▸ **Provided records**:
#####

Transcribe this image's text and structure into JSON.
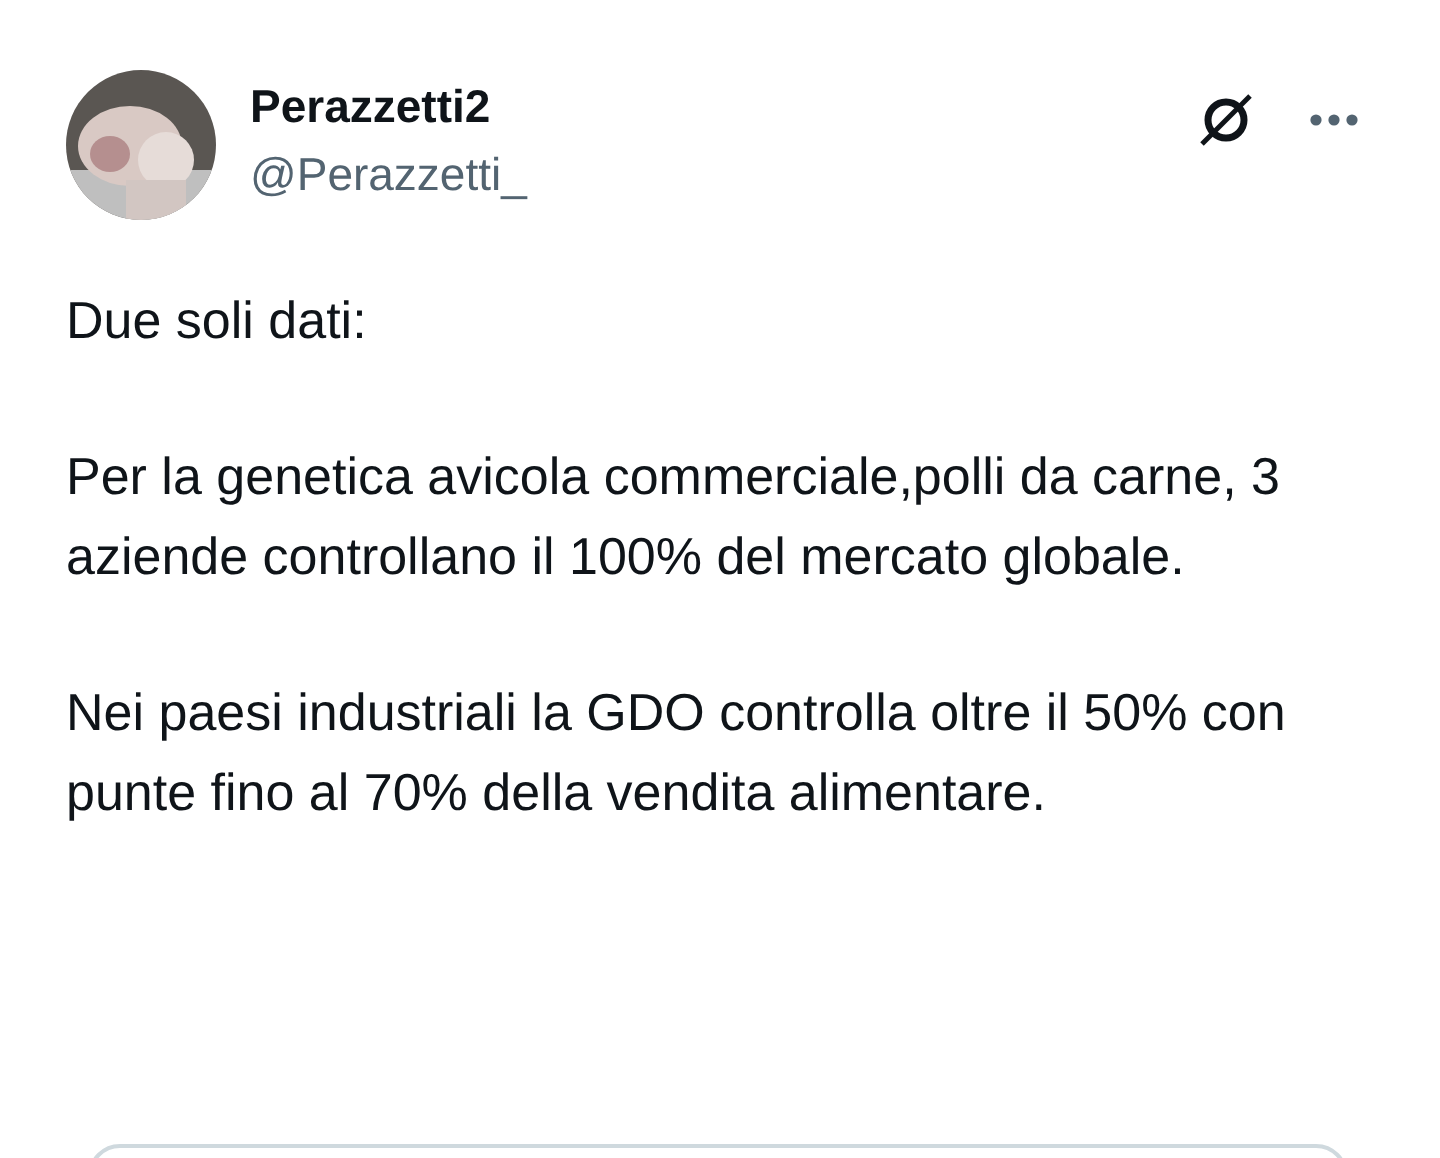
{
  "author": {
    "name": "Perazzetti2",
    "handle": "@Perazzetti_"
  },
  "paragraphs": [
    "Due soli dati:",
    "Per la genetica avicola commerciale,polli da carne, 3 aziende controllano il 100% del mercato globale.",
    "Nei paesi industriali la GDO controlla oltre il 50% con punte fino al 70% della vendita alimentare."
  ]
}
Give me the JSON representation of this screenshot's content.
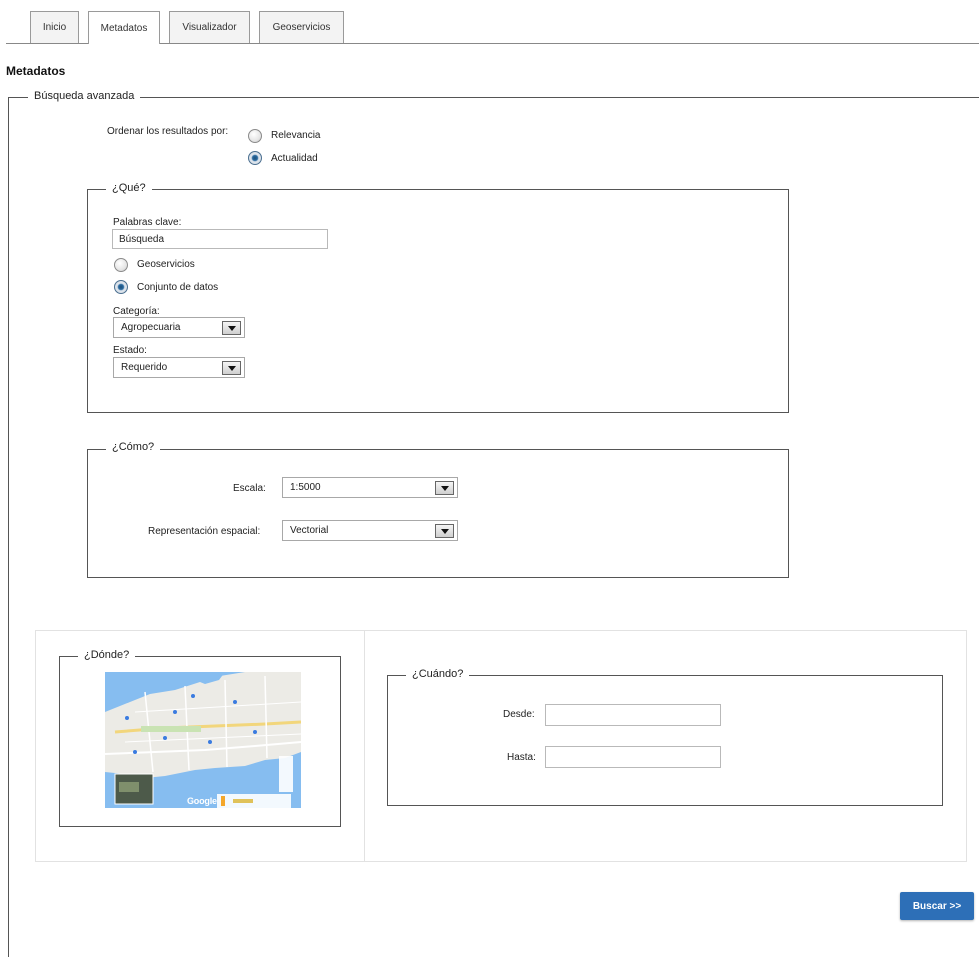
{
  "tabs": [
    {
      "label": "Inicio"
    },
    {
      "label": "Metadatos",
      "active": true
    },
    {
      "label": "Visualizador"
    },
    {
      "label": "Geoservicios"
    }
  ],
  "page_title": "Metadatos",
  "advanced": {
    "legend": "Búsqueda avanzada",
    "order_label": "Ordenar los resultados por:",
    "order_options": [
      {
        "label": "Relevancia",
        "checked": false
      },
      {
        "label": "Actualidad",
        "checked": true
      }
    ]
  },
  "que": {
    "legend": "¿Qué?",
    "keywords_label": "Palabras clave:",
    "keywords_value": "Búsqueda",
    "type_options": [
      {
        "label": "Geoservicios",
        "checked": false
      },
      {
        "label": "Conjunto de datos",
        "checked": true
      }
    ],
    "category_label": "Categoría:",
    "category_value": "Agropecuaria",
    "state_label": "Estado:",
    "state_value": "Requerido"
  },
  "como": {
    "legend": "¿Cómo?",
    "scale_label": "Escala:",
    "scale_value": "1:5000",
    "repr_label": "Representación espacial:",
    "repr_value": "Vectorial"
  },
  "donde": {
    "legend": "¿Dónde?",
    "map_brand": "Google"
  },
  "cuando": {
    "legend": "¿Cuándo?",
    "from_label": "Desde:",
    "from_value": "",
    "to_label": "Hasta:",
    "to_value": ""
  },
  "search_button": "Buscar >>",
  "colors": {
    "button": "#2d6fb7",
    "radio_checked": "#1c4f7a"
  }
}
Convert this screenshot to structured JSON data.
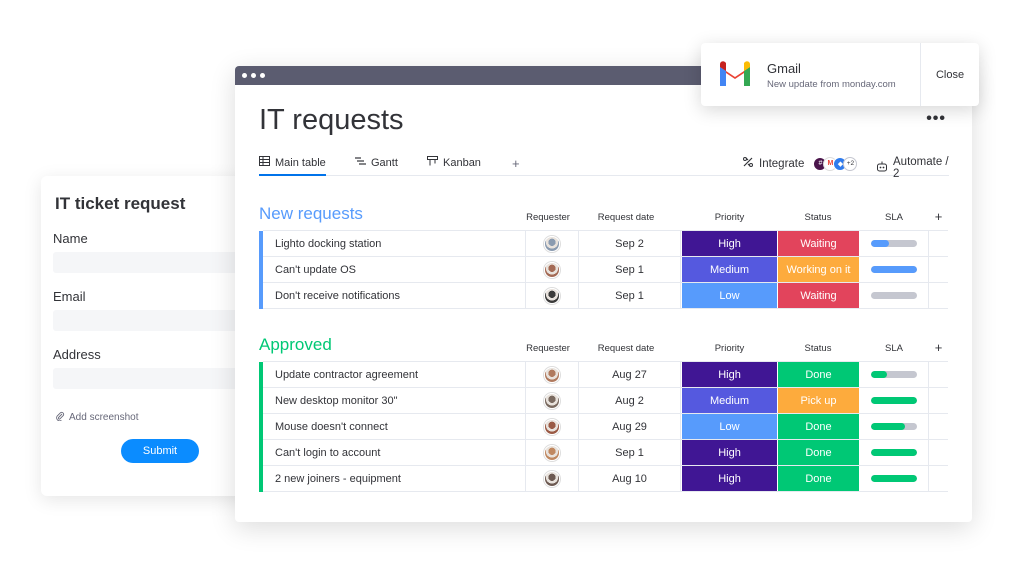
{
  "form": {
    "title": "IT ticket request",
    "fields": [
      {
        "label": "Name"
      },
      {
        "label": "Email"
      },
      {
        "label": "Address"
      }
    ],
    "attach_label": "Add screenshot",
    "submit_label": "Submit"
  },
  "board": {
    "title": "IT requests",
    "more": "•••",
    "tabs": [
      {
        "label": "Main table",
        "icon": "table-icon",
        "active": true
      },
      {
        "label": "Gantt",
        "icon": "gantt-icon"
      },
      {
        "label": "Kanban",
        "icon": "kanban-icon"
      }
    ],
    "add_tab": "+",
    "integrate_label": "Integrate",
    "integrate_extra": "+2",
    "automate_label": "Automate / 2"
  },
  "columns": {
    "requester": "Requester",
    "date": "Request date",
    "priority": "Priority",
    "status": "Status",
    "sla": "SLA",
    "add": "+"
  },
  "groups": [
    {
      "title": "New requests",
      "color": "#579bfc",
      "rows": [
        {
          "name": "Lighto docking station",
          "date": "Sep 2",
          "priority": "High",
          "status": "Waiting",
          "sla": 0.4,
          "sla_color": "#579bfc",
          "avatar": "#8a9bb0"
        },
        {
          "name": "Can't update OS",
          "date": "Sep 1",
          "priority": "Medium",
          "status": "Working on it",
          "sla": 1.0,
          "sla_color": "#579bfc",
          "avatar": "#a46a55"
        },
        {
          "name": "Don't receive notifications",
          "date": "Sep 1",
          "priority": "Low",
          "status": "Waiting",
          "sla": 0.0,
          "sla_color": "#579bfc",
          "avatar": "#3b3b3b"
        }
      ]
    },
    {
      "title": "Approved",
      "color": "#00c875",
      "rows": [
        {
          "name": "Update contractor agreement",
          "date": "Aug 27",
          "priority": "High",
          "status": "Done",
          "sla": 0.35,
          "sla_color": "#00c875",
          "avatar": "#b07a5e"
        },
        {
          "name": "New desktop monitor 30\"",
          "date": "Aug 2",
          "priority": "Medium",
          "status": "Pick up",
          "sla": 1.0,
          "sla_color": "#00c875",
          "avatar": "#7a6a60"
        },
        {
          "name": "Mouse doesn't connect",
          "date": "Aug 29",
          "priority": "Low",
          "status": "Done",
          "sla": 0.75,
          "sla_color": "#00c875",
          "avatar": "#9a5a45"
        },
        {
          "name": "Can't login to account",
          "date": "Sep 1",
          "priority": "High",
          "status": "Done",
          "sla": 1.0,
          "sla_color": "#00c875",
          "avatar": "#c08860"
        },
        {
          "name": "2 new joiners - equipment",
          "date": "Aug 10",
          "priority": "High",
          "status": "Done",
          "sla": 1.0,
          "sla_color": "#00c875",
          "avatar": "#6d5a52"
        }
      ]
    }
  ],
  "priority_colors": {
    "High": "#401694",
    "Medium": "#5559df",
    "Low": "#579bfc"
  },
  "status_colors": {
    "Waiting": "#e2445c",
    "Working on it": "#fdab3d",
    "Done": "#00c875",
    "Pick up": "#fdab3d"
  },
  "notification": {
    "title": "Gmail",
    "subtitle": "New update from monday.com",
    "close_label": "Close"
  }
}
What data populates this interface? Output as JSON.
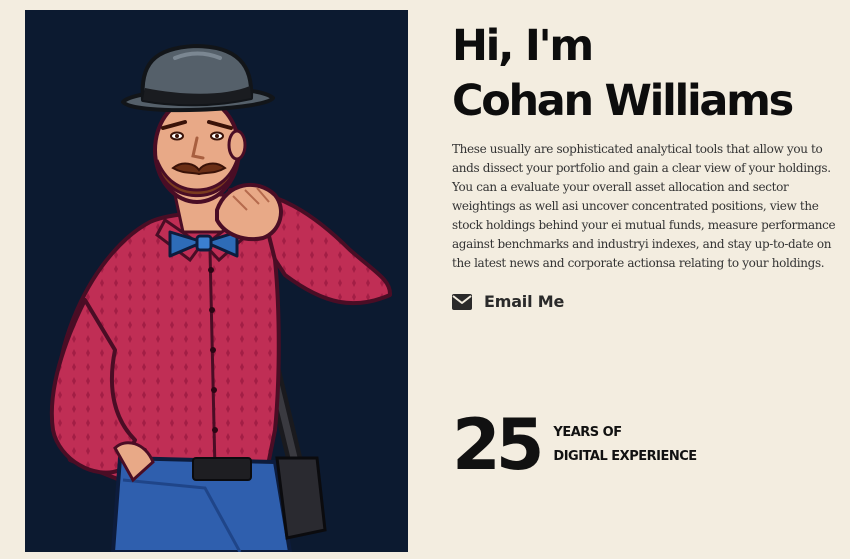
{
  "hero": {
    "greeting": "Hi, I'm",
    "name": "Cohan Williams",
    "bio": "These usually are sophisticated analytical tools that allow you to ands dissect your portfolio and gain a clear view of your holdings. You can a evaluate your overall asset allocation and sector weightings as well asi uncover concentrated positions, view the stock holdings behind your ei mutual funds, measure performance against benchmarks and industryi indexes, and stay up-to-date on the latest news and corporate actionsa relating to your holdings.",
    "email_button": {
      "label": "Email Me",
      "icon": "envelope-icon"
    }
  },
  "experience": {
    "number": "25",
    "line1": "YEARS OF",
    "line2": "DIGITAL EXPERIENCE"
  },
  "portrait": {
    "background_color": "#0c1a30"
  },
  "colors": {
    "page_background": "#f3ede0",
    "text": "#111111",
    "shirt": "#c02e55",
    "bowtie": "#2e6cb8",
    "jeans": "#2f5fae",
    "hat": "#55606a"
  }
}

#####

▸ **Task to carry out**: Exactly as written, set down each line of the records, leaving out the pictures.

▸ **Written solution**:
Transcribe this image's text and structure into JSON.
{
  "author": {
    "name": "Perazzetti2",
    "handle": "@Perazzetti_"
  },
  "paragraphs": [
    "Due soli dati:",
    "Per la genetica avicola commerciale,polli da carne, 3 aziende controllano il 100% del mercato globale.",
    "Nei paesi industriali la GDO controlla oltre il 50% con punte fino al 70% della vendita alimentare."
  ]
}
Give me the JSON representation of this screenshot's content.
{
  "tabs": [
    {
      "label": "Inicio"
    },
    {
      "label": "Metadatos",
      "active": true
    },
    {
      "label": "Visualizador"
    },
    {
      "label": "Geoservicios"
    }
  ],
  "page_title": "Metadatos",
  "advanced": {
    "legend": "Búsqueda avanzada",
    "order_label": "Ordenar los resultados por:",
    "order_options": [
      {
        "label": "Relevancia",
        "checked": false
      },
      {
        "label": "Actualidad",
        "checked": true
      }
    ]
  },
  "que": {
    "legend": "¿Qué?",
    "keywords_label": "Palabras clave:",
    "keywords_value": "Búsqueda",
    "type_options": [
      {
        "label": "Geoservicios",
        "checked": false
      },
      {
        "label": "Conjunto de datos",
        "checked": true
      }
    ],
    "category_label": "Categoría:",
    "category_value": "Agropecuaria",
    "state_label": "Estado:",
    "state_value": "Requerido"
  },
  "como": {
    "legend": "¿Cómo?",
    "scale_label": "Escala:",
    "scale_value": "1:5000",
    "repr_label": "Representación espacial:",
    "repr_value": "Vectorial"
  },
  "donde": {
    "legend": "¿Dónde?",
    "map_brand": "Google"
  },
  "cuando": {
    "legend": "¿Cuándo?",
    "from_label": "Desde:",
    "from_value": "",
    "to_label": "Hasta:",
    "to_value": ""
  },
  "search_button": "Buscar >>",
  "colors": {
    "button": "#2d6fb7",
    "radio_checked": "#1c4f7a"
  }
}
Convert this screenshot to structured JSON data.
{
  "form": {
    "title": "IT ticket request",
    "fields": [
      {
        "label": "Name"
      },
      {
        "label": "Email"
      },
      {
        "label": "Address"
      }
    ],
    "attach_label": "Add screenshot",
    "submit_label": "Submit"
  },
  "board": {
    "title": "IT requests",
    "more": "•••",
    "tabs": [
      {
        "label": "Main table",
        "icon": "table-icon",
        "active": true
      },
      {
        "label": "Gantt",
        "icon": "gantt-icon"
      },
      {
        "label": "Kanban",
        "icon": "kanban-icon"
      }
    ],
    "add_tab": "+",
    "integrate_label": "Integrate",
    "integrate_extra": "+2",
    "automate_label": "Automate / 2"
  },
  "columns": {
    "requester": "Requester",
    "date": "Request date",
    "priority": "Priority",
    "status": "Status",
    "sla": "SLA",
    "add": "+"
  },
  "groups": [
    {
      "title": "New requests",
      "color": "#579bfc",
      "rows": [
        {
          "name": "Lighto docking station",
          "date": "Sep 2",
          "priority": "High",
          "status": "Waiting",
          "sla": 0.4,
          "sla_color": "#579bfc",
          "avatar": "#8a9bb0"
        },
        {
          "name": "Can't update OS",
          "date": "Sep 1",
          "priority": "Medium",
          "status": "Working on it",
          "sla": 1.0,
          "sla_color": "#579bfc",
          "avatar": "#a46a55"
        },
        {
          "name": "Don't receive notifications",
          "date": "Sep 1",
          "priority": "Low",
          "status": "Waiting",
          "sla": 0.0,
          "sla_color": "#579bfc",
          "avatar": "#3b3b3b"
        }
      ]
    },
    {
      "title": "Approved",
      "color": "#00c875",
      "rows": [
        {
          "name": "Update contractor agreement",
          "date": "Aug 27",
          "priority": "High",
          "status": "Done",
          "sla": 0.35,
          "sla_color": "#00c875",
          "avatar": "#b07a5e"
        },
        {
          "name": "New desktop monitor 30\"",
          "date": "Aug 2",
          "priority": "Medium",
          "status": "Pick up",
          "sla": 1.0,
          "sla_color": "#00c875",
          "avatar": "#7a6a60"
        },
        {
          "name": "Mouse doesn't connect",
          "date": "Aug 29",
          "priority": "Low",
          "status": "Done",
          "sla": 0.75,
          "sla_color": "#00c875",
          "avatar": "#9a5a45"
        },
        {
          "name": "Can't login to account",
          "date": "Sep 1",
          "priority": "High",
          "status": "Done",
          "sla": 1.0,
          "sla_color": "#00c875",
          "avatar": "#c08860"
        },
        {
          "name": "2 new joiners - equipment",
          "date": "Aug 10",
          "priority": "High",
          "status": "Done",
          "sla": 1.0,
          "sla_color": "#00c875",
          "avatar": "#6d5a52"
        }
      ]
    }
  ],
  "priority_colors": {
    "High": "#401694",
    "Medium": "#5559df",
    "Low": "#579bfc"
  },
  "status_colors": {
    "Waiting": "#e2445c",
    "Working on it": "#fdab3d",
    "Done": "#00c875",
    "Pick up": "#fdab3d"
  },
  "notification": {
    "title": "Gmail",
    "subtitle": "New update from monday.com",
    "close_label": "Close"
  }
}
What data populates this interface? Output as JSON.
{
  "hero": {
    "greeting": "Hi, I'm",
    "name": "Cohan Williams",
    "bio": "These usually are sophisticated analytical tools that allow you to ands dissect your portfolio and gain a clear view of your holdings. You can a evaluate your overall asset allocation and sector weightings as well asi uncover concentrated positions, view the stock holdings behind your ei mutual funds, measure performance against benchmarks and industryi indexes, and stay up-to-date on the latest news and corporate actionsa relating to your holdings.",
    "email_button": {
      "label": "Email Me",
      "icon": "envelope-icon"
    }
  },
  "experience": {
    "number": "25",
    "line1": "YEARS OF",
    "line2": "DIGITAL EXPERIENCE"
  },
  "portrait": {
    "background_color": "#0c1a30"
  },
  "colors": {
    "page_background": "#f3ede0",
    "text": "#111111",
    "shirt": "#c02e55",
    "bowtie": "#2e6cb8",
    "jeans": "#2f5fae",
    "hat": "#55606a"
  }
}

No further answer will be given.